====== Material for the task

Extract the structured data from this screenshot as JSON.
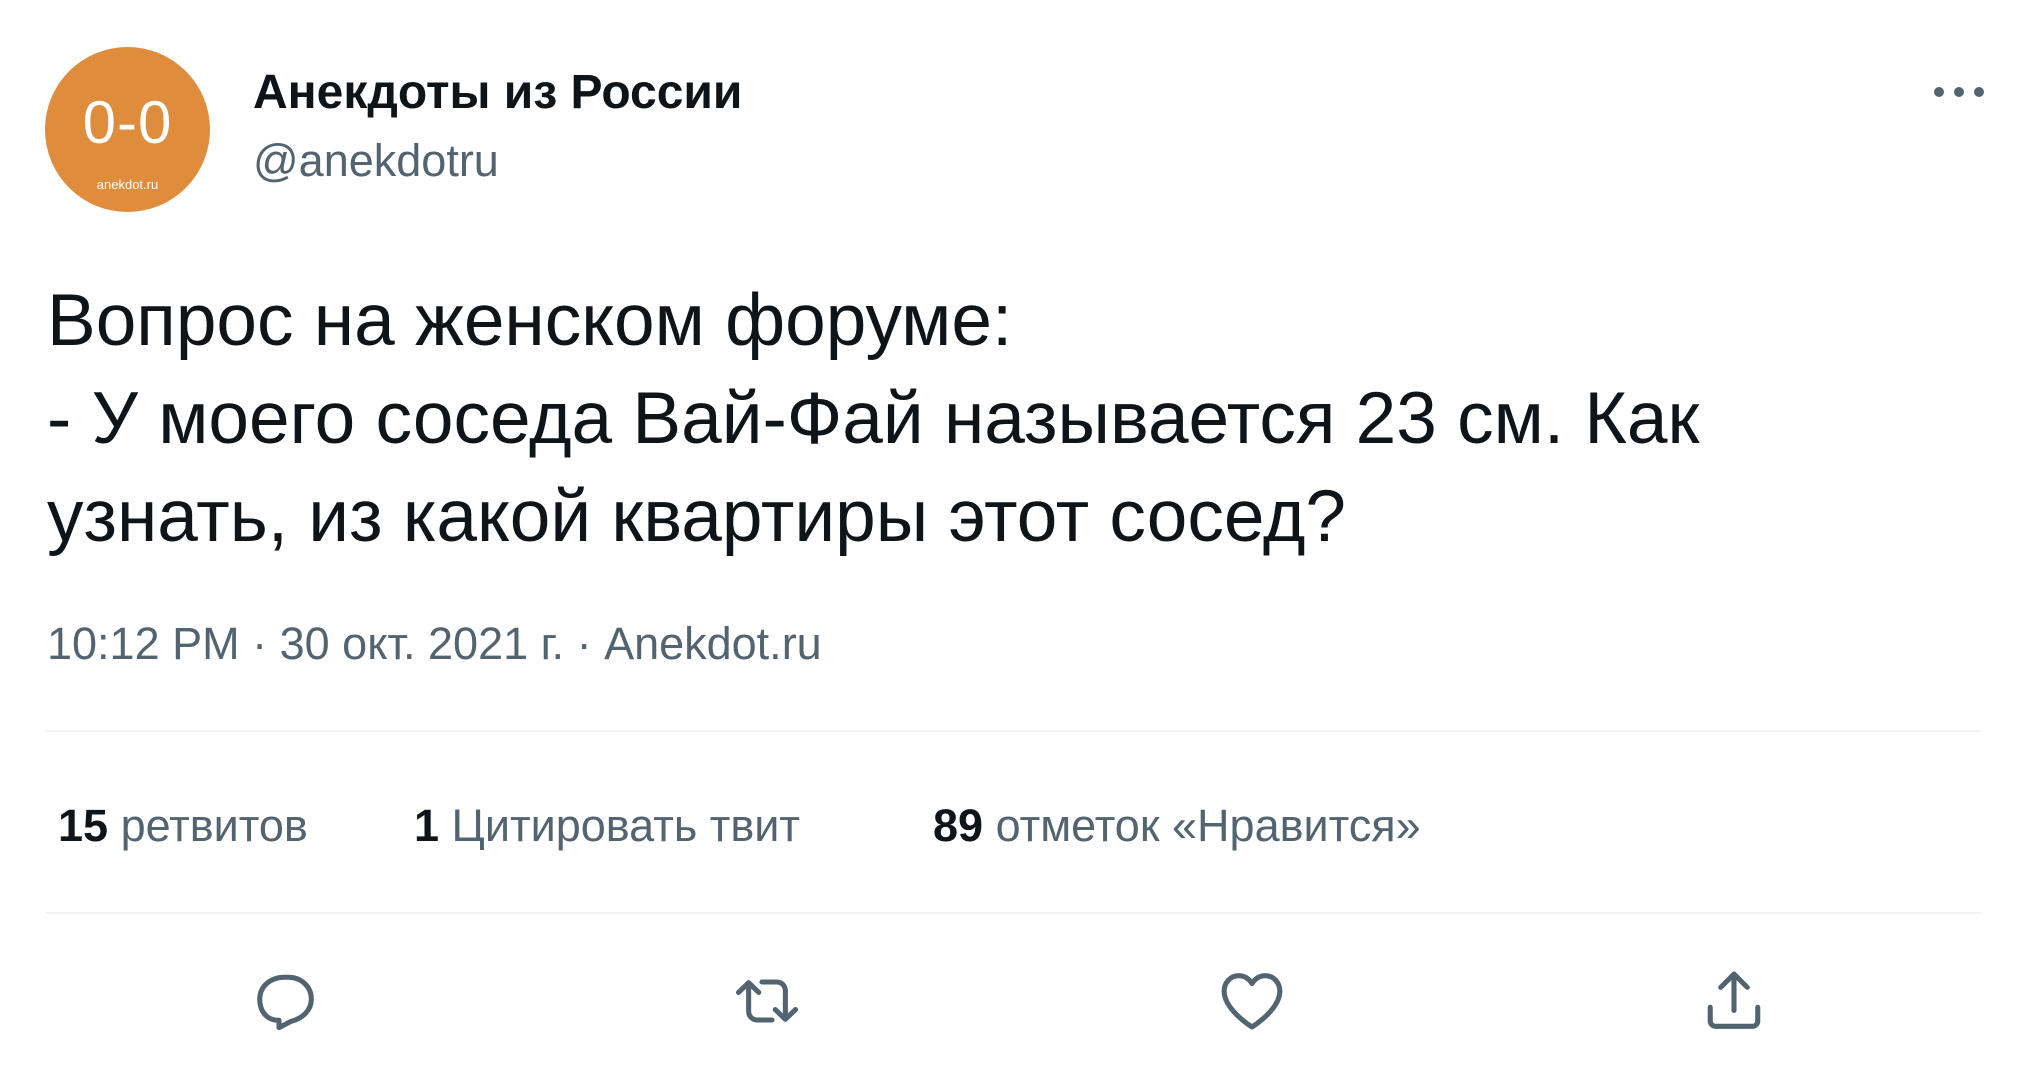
{
  "author": {
    "avatar_text": "0-0",
    "avatar_subtext": "anekdot.ru",
    "display_name": "Анекдоты из России",
    "handle": "@anekdotru"
  },
  "tweet": {
    "lines": [
      "Вопрос на женском форуме:",
      "- У моего соседа Вай-Фай называется 23 см. Как",
      "узнать, из какой квартиры этот сосед?"
    ]
  },
  "meta": {
    "time": "10:12 PM",
    "separator": " · ",
    "date": "30 окт. 2021 г.",
    "source": "Anekdot.ru"
  },
  "stats": {
    "retweets": {
      "count": "15",
      "label": "ретвитов"
    },
    "quotes": {
      "count": "1",
      "label": "Цитировать твит"
    },
    "likes": {
      "count": "89",
      "label": "отметок «Нравится»"
    }
  },
  "icons": {
    "more": "more-horizontal-icon",
    "reply": "reply-icon",
    "retweet": "retweet-icon",
    "like": "heart-icon",
    "share": "share-icon"
  },
  "colors": {
    "avatar_bg": "#df8d3d",
    "text_primary": "#0f1419",
    "text_secondary": "#536471",
    "divider": "#eff3f4"
  }
}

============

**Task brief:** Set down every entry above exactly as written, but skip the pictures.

**Result:**
Extract the structured data from this screenshot as JSON.
{
  "author": {
    "avatar_text": "0-0",
    "avatar_subtext": "anekdot.ru",
    "display_name": "Анекдоты из России",
    "handle": "@anekdotru"
  },
  "tweet": {
    "lines": [
      "Вопрос на женском форуме:",
      "- У моего соседа Вай-Фай называется 23 см. Как",
      "узнать, из какой квартиры этот сосед?"
    ]
  },
  "meta": {
    "time": "10:12 PM",
    "separator": " · ",
    "date": "30 окт. 2021 г.",
    "source": "Anekdot.ru"
  },
  "stats": {
    "retweets": {
      "count": "15",
      "label": "ретвитов"
    },
    "quotes": {
      "count": "1",
      "label": "Цитировать твит"
    },
    "likes": {
      "count": "89",
      "label": "отметок «Нравится»"
    }
  },
  "icons": {
    "more": "more-horizontal-icon",
    "reply": "reply-icon",
    "retweet": "retweet-icon",
    "like": "heart-icon",
    "share": "share-icon"
  },
  "colors": {
    "avatar_bg": "#df8d3d",
    "text_primary": "#0f1419",
    "text_secondary": "#536471",
    "divider": "#eff3f4"
  }
}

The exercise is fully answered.